Together, Hoss and Roy wrangle him into the next cell, clang shut the door
and lock it.

            "Hoss, what . . ."

            Hoss grins broadly as Roy unlocks my cell.  "He's awake-and he
told us who done it."

            Awake?  He's awake?  If three words had power, imagine the
impact of those two.  He's awake; he's alive and . . . suddenly I realize.
Luke Cameron.  Not my spittin' image, but roughly my build and coloring.
Disguised in dark clothes and seen at a distance, he could be mistaken for
me, as he no doubt intended.  I rush toward the bars separating me from a
man capable of beating a boy he bore no ill will to a bloody pulp and
leaving him to die . . . all to punish the man he did hate, the man he
wanted to hang for his crime . . . me.  As Roy and Hoss pull me back from
the bars, I scream out in fury, "I'll-"  But that's as far as I get.
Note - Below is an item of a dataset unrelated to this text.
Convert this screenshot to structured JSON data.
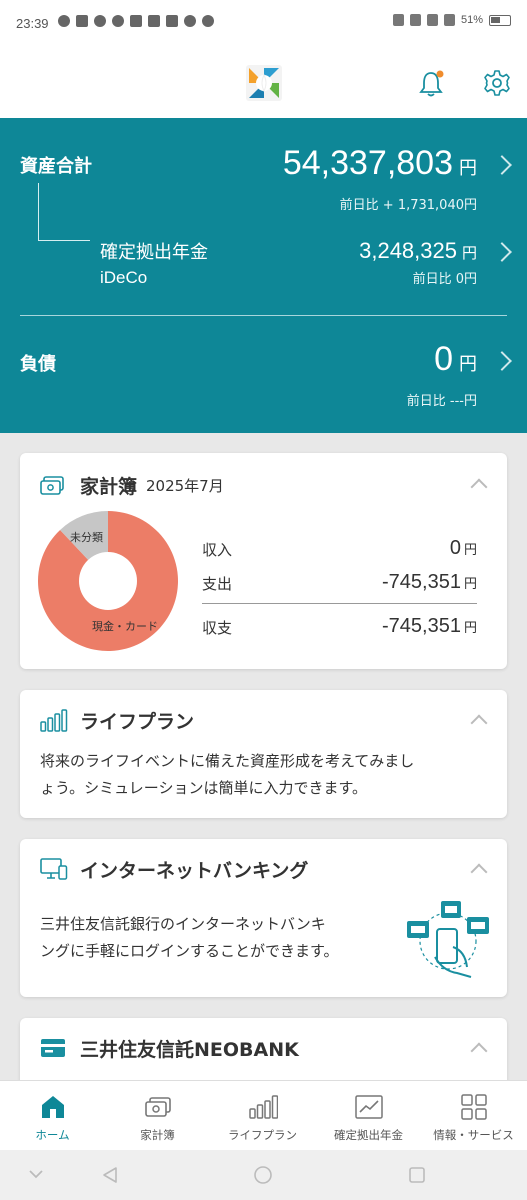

            Three little words.  I had almost shouted those same three
words, the ones that locked me in this cell.  But I'm no fool; I learn from
my mistakes; I won't utter them again.  I will my muscles to relax and say,
instead, through gritted teeth, "I'll leave you to the law."  Words not as
forceful, but holding the quiet power of promise.

Their power washes through me, freeing me from the rage, so I can focus on
more important matters.  "I want to see my brother."

            Seeing me in control, once again the Adam Cartwright he knows,
Sheriff Coffee nods, and he and Hoss release their hold on my arms.  "You're
free to go," Roy says.

            As Hoss and I walk out together, he drapes an arm across my
shoulder.  I say nothing.  Words are not needed between us, and I'm storing
up mine, concentrating their potency.  The next words I speak will be to
Joe.  Just three words, as before, but, oh, how much more powerful!

The End